>This past Tuesday, I had the joy of being at a gathering of church leaders convened by World Relief to talk about Haiti and an appropriate response from the church. Aside from the sharing of those who are on the ground in Haiti, the highlights were hearing David Livermore (author of “Serving with Eyes Wide Open”) and Brian Fikkert (author of “Helping without Hurting” and a former UMD prof).
Here’s a summary of some of what they shared. I’ll do Livermore’s today and Fikkert’s tomorrow. I found it deeply insightful.
Livermore: 5 Guiding Principles for Formulating a Response to the Situation in Haiti
1. Center of Christianity – following the research of Phillip Jenkins, Livermore noted that the center of Christianity is no longer in N. America and the West. There are vibrant Christian communities in places that need our help. If we attempt to do missions thinking we are the orthopraxical norm, we will embarrass ourselves and cause more trouble than aid.
2. Motivation – often, short term missions are billed as an adventure or fun, or some sort of self-fulfillment motive drives our efforts. We need to rethink the role of suffering in our missiology.
3. Urgency – Americans carry with us a “can-do” spirit of ingenuity and urgency. We want to do something, and we want to do something now. Often, that sort of Promethean spirit trumps long-term sustainability for local indigenous churches. We must remember that most often the people we serve know what they need better than we do. We need to take the time to listen and learn before going in and “fixing” things.
4. Money – who really is poor? Because we define poverty primarily as materialistic deprivation (something Fikkert addressed), we think of the solution as material. We come back from missions trips saying, “I realized how blessed I am…” Such a condescending attitude reinforces a superiority complex and an imperialistic attitude when it comes to serve. Do we look for wealth in the cultures we are going to serve? Do we enter into the mission field recognizing that we ourselves are poor in very different, but significant ways?
5. Bible – this has to do with contextualization. Do we think that as an educated Westerner we have the monopoly on how a text should be interpreted? How can theology be globalized? How can we learn from the biblical interpretation of other cultures?
One more thing: Livermore presented a compelling motivation for why short-term missions are important. He suggested that what people do on a short-term trip is not nearly as impactful as what they will do when they return home, and that they need to go on a short-term trip in order to gain a vision for what they need to do at home. Thus, the debriefing of a mission trip is hugely important because it connects our experience over there to our lives here. This could be through advocacy, mobilization, or launching into other cross-cultural missions opportunities right here on our doorstep.
My takeaway is further conviction that every Christian should go on an international short-term trip at some point in their lives.

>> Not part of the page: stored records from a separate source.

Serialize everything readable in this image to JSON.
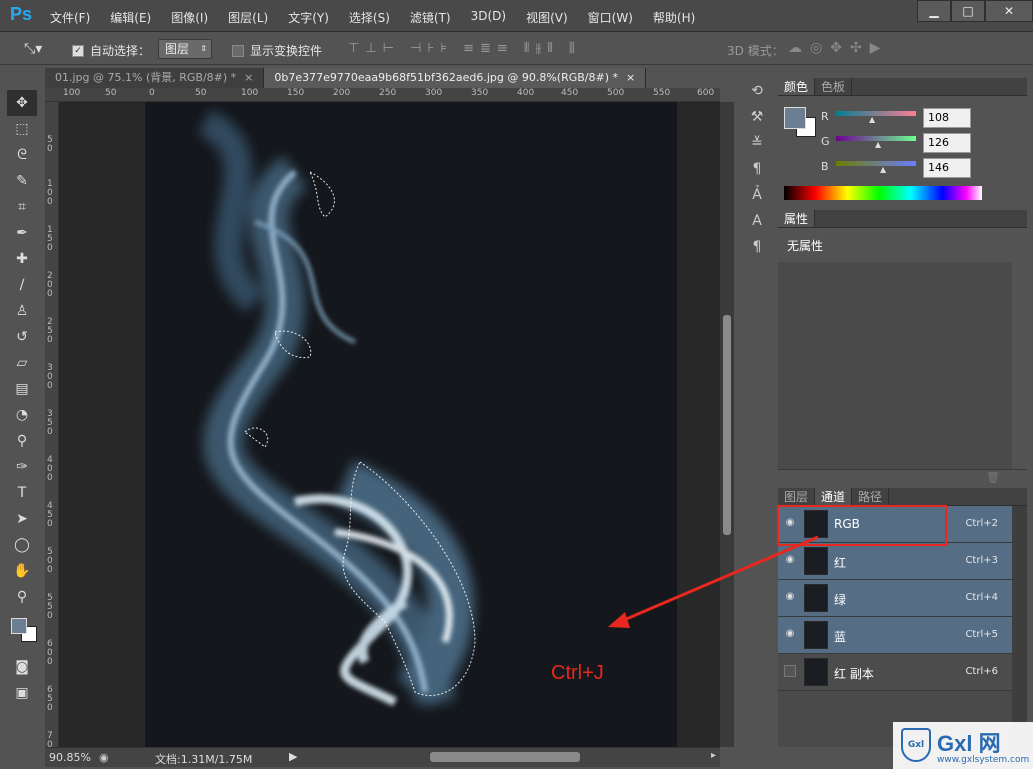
{
  "app": {
    "logo": "Ps",
    "menus": [
      "文件(F)",
      "编辑(E)",
      "图像(I)",
      "图层(L)",
      "文字(Y)",
      "选择(S)",
      "滤镜(T)",
      "3D(D)",
      "视图(V)",
      "窗口(W)",
      "帮助(H)"
    ],
    "window_buttons": {
      "minimize": "▁",
      "restore": "□",
      "close": "✕"
    }
  },
  "options": {
    "auto_select_label": "自动选择：",
    "layer_dropdown": "图层",
    "show_transform_label": "显示变换控件",
    "mode_3d_label": "3D 模式："
  },
  "tabs": [
    {
      "label": "01.jpg @ 75.1% (背景, RGB/8#) *",
      "close": "×"
    },
    {
      "label": "0b7e377e9770eaa9b68f51bf362aed6.jpg @ 90.8%(RGB/8#) *",
      "close": "×"
    }
  ],
  "ruler": {
    "h": [
      "100",
      "50",
      "0",
      "50",
      "100",
      "150",
      "200",
      "250",
      "300",
      "350",
      "400",
      "450",
      "500",
      "550",
      "600"
    ],
    "v": [
      "50",
      "100",
      "150",
      "200",
      "250",
      "300",
      "350",
      "400",
      "450",
      "500",
      "550",
      "600",
      "650",
      "700"
    ]
  },
  "status": {
    "zoom": "90.85%",
    "doc": "文档:1.31M/1.75M"
  },
  "annotation": {
    "text": "Ctrl+J",
    "color": "#e8281e"
  },
  "color_panel": {
    "tabs": [
      "颜色",
      "色板"
    ],
    "channels": [
      {
        "label": "R",
        "value": "108"
      },
      {
        "label": "G",
        "value": "126"
      },
      {
        "label": "B",
        "value": "146"
      }
    ],
    "fg_color": "#6c7e92"
  },
  "properties_panel": {
    "tab": "属性",
    "text": "无属性"
  },
  "channels_panel": {
    "tabs": [
      "图层",
      "通道",
      "路径"
    ],
    "rows": [
      {
        "name": "RGB",
        "shortcut": "Ctrl+2",
        "visible": true
      },
      {
        "name": "红",
        "shortcut": "Ctrl+3",
        "visible": true
      },
      {
        "name": "绿",
        "shortcut": "Ctrl+4",
        "visible": true
      },
      {
        "name": "蓝",
        "shortcut": "Ctrl+5",
        "visible": true
      },
      {
        "name": "红 副本",
        "shortcut": "Ctrl+6",
        "visible": false
      }
    ]
  },
  "watermark": {
    "brand": "Gxl 网",
    "url": "www.gxlsystem.com"
  }
}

The reasons for this are that we will see how the North American church needs the global church (as well as how the global church needs the North American), we will get a taste for what God is doing in the world, and we will begin to embrace a global vision of the Church at large.